- [MATERIAL PROVIDED]:

=== Section Start ===

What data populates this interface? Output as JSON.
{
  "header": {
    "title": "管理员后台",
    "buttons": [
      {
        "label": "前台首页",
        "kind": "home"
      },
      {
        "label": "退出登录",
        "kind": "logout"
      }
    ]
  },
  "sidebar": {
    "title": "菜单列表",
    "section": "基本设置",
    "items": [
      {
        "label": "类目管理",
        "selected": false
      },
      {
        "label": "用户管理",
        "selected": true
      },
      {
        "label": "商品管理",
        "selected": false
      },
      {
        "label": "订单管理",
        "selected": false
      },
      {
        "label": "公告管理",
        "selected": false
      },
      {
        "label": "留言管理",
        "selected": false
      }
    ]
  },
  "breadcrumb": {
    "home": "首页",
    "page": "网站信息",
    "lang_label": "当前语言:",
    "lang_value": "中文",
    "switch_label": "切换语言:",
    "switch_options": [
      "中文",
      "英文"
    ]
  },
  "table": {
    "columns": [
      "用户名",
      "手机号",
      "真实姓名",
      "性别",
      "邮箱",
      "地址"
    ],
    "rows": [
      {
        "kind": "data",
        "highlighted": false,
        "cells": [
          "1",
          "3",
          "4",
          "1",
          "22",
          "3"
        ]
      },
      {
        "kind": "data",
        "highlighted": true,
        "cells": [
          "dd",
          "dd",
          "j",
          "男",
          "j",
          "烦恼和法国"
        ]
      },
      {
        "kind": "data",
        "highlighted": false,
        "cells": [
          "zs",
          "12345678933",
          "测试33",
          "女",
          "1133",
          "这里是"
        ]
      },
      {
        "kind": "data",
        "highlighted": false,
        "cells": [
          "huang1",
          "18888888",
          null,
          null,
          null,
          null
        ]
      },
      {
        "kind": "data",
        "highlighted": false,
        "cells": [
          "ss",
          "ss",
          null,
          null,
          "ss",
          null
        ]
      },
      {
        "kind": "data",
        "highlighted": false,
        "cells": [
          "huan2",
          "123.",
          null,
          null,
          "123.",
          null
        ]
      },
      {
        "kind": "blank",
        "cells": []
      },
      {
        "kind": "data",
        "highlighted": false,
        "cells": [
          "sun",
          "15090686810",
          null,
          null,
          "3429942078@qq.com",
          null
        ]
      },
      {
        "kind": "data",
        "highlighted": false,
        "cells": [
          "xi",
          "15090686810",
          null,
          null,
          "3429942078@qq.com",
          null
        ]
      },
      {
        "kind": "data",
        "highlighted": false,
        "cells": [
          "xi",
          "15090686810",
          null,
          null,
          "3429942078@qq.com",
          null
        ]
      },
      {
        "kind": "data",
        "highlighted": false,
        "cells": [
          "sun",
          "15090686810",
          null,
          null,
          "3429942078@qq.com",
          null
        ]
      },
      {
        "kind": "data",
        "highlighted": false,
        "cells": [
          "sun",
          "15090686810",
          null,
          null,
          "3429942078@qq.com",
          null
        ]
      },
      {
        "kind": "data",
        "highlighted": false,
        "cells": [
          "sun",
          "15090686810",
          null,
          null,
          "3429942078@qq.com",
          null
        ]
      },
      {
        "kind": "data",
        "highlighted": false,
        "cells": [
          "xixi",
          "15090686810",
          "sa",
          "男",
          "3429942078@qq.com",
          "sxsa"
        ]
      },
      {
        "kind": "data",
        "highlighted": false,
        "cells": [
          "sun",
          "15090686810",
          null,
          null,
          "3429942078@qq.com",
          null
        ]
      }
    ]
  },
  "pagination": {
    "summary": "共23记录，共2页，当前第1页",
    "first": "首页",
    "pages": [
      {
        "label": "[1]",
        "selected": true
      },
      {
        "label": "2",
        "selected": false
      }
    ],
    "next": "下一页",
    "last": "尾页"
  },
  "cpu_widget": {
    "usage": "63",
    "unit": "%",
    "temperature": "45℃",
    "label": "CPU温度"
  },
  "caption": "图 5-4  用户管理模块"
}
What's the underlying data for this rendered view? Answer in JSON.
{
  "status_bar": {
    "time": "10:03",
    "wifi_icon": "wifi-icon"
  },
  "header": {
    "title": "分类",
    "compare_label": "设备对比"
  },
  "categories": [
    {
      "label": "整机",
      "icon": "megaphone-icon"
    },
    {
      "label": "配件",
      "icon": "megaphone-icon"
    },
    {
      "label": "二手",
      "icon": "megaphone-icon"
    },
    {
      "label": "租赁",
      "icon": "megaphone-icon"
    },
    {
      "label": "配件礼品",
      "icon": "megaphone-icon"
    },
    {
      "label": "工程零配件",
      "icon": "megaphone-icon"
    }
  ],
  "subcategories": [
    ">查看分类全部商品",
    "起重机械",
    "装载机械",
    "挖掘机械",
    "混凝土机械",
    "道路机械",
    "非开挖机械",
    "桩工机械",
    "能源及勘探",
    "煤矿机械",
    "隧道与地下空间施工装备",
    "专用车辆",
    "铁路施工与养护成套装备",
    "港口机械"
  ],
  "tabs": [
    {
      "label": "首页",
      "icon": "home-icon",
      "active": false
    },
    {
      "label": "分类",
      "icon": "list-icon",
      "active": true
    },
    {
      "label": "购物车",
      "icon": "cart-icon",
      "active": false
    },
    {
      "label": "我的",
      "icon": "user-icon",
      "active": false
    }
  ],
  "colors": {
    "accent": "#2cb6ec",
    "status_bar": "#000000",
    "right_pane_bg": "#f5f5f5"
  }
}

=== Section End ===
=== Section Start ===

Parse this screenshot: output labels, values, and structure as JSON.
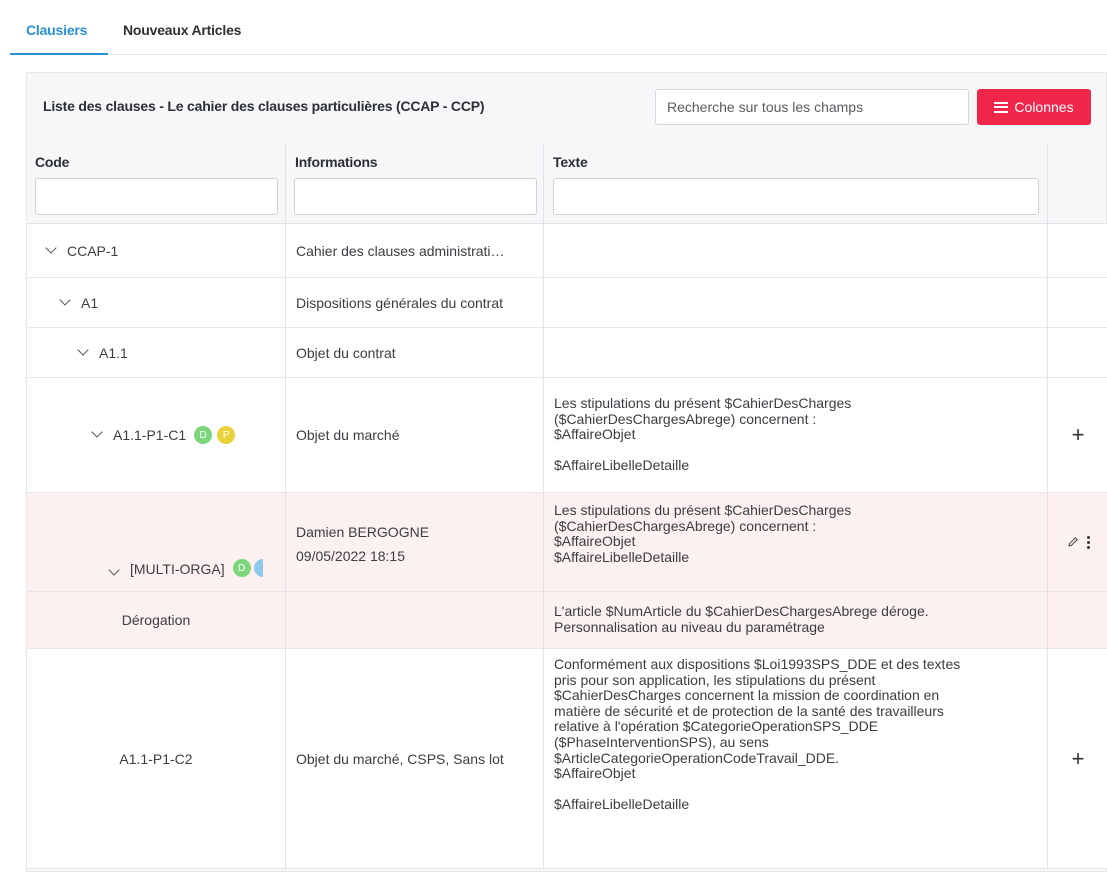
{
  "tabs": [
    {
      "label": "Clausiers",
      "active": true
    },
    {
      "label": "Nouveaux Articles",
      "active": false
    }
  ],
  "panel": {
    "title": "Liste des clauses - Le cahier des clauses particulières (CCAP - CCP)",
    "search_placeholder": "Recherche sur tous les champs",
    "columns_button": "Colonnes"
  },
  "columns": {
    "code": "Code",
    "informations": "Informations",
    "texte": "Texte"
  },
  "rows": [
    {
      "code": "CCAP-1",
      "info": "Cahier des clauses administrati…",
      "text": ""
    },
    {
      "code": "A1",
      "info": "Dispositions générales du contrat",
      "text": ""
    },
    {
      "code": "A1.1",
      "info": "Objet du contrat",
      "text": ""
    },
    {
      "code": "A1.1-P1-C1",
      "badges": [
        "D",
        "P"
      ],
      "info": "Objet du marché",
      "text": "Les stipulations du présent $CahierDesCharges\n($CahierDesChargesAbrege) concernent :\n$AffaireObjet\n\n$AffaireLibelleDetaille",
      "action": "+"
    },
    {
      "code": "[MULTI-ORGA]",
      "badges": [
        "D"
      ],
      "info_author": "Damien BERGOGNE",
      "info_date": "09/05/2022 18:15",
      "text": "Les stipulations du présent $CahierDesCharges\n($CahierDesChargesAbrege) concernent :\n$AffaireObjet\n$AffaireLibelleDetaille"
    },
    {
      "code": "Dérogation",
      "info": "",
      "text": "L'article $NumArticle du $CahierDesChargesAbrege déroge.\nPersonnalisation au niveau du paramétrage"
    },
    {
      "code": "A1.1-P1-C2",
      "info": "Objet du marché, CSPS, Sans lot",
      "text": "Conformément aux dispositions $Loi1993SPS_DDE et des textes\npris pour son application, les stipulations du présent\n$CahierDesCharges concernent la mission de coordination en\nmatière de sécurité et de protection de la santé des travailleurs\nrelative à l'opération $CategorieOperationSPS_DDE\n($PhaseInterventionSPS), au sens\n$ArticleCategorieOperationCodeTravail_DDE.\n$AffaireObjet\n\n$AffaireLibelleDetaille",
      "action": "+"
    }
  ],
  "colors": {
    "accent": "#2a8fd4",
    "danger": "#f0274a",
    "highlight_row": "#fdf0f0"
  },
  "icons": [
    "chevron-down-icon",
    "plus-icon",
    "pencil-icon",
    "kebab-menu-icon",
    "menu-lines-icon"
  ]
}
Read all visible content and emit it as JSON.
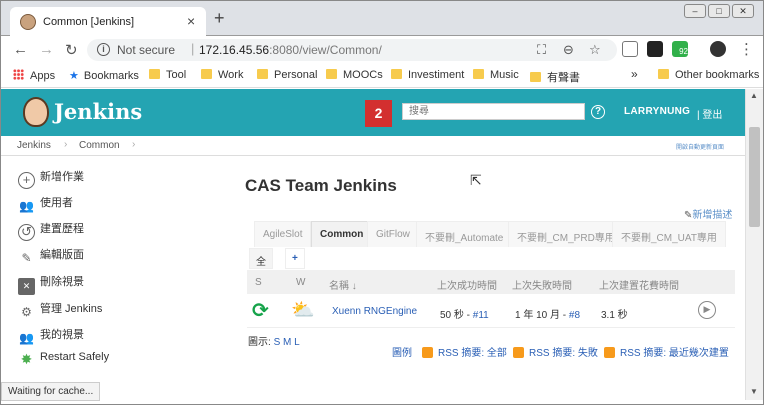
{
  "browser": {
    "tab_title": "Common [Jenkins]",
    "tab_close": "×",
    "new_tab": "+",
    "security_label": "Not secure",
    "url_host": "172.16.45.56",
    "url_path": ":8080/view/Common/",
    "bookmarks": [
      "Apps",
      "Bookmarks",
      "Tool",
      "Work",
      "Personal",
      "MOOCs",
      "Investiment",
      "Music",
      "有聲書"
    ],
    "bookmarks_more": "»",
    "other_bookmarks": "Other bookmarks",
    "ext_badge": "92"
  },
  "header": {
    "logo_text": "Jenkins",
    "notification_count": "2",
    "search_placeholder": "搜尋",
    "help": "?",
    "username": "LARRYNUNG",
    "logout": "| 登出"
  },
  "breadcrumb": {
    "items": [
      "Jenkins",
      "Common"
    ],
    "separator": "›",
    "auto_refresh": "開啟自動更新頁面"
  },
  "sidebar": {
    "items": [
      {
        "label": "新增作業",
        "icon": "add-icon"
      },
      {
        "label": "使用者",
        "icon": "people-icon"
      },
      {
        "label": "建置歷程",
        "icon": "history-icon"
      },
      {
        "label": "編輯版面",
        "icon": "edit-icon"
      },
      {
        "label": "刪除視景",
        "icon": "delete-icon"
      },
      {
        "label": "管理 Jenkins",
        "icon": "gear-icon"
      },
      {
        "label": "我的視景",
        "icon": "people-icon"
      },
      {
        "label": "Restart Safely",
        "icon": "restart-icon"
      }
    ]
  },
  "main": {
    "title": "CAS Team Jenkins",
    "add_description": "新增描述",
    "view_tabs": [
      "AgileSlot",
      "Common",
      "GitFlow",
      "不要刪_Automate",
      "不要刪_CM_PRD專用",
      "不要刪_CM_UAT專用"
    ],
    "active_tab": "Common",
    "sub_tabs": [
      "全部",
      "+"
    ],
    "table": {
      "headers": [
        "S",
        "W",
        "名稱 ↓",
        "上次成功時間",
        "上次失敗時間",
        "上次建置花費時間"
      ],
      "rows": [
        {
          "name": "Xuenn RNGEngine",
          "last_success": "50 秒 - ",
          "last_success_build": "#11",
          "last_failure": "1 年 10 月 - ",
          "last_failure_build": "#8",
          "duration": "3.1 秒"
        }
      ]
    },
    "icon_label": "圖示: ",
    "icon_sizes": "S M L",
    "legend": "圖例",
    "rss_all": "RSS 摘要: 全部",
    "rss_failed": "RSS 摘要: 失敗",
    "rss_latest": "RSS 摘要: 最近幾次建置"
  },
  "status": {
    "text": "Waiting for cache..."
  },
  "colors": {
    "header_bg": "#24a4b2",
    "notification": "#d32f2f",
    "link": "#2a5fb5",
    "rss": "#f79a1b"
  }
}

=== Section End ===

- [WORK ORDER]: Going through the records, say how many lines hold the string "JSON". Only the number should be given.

- [OUTPUT BELOW]: 4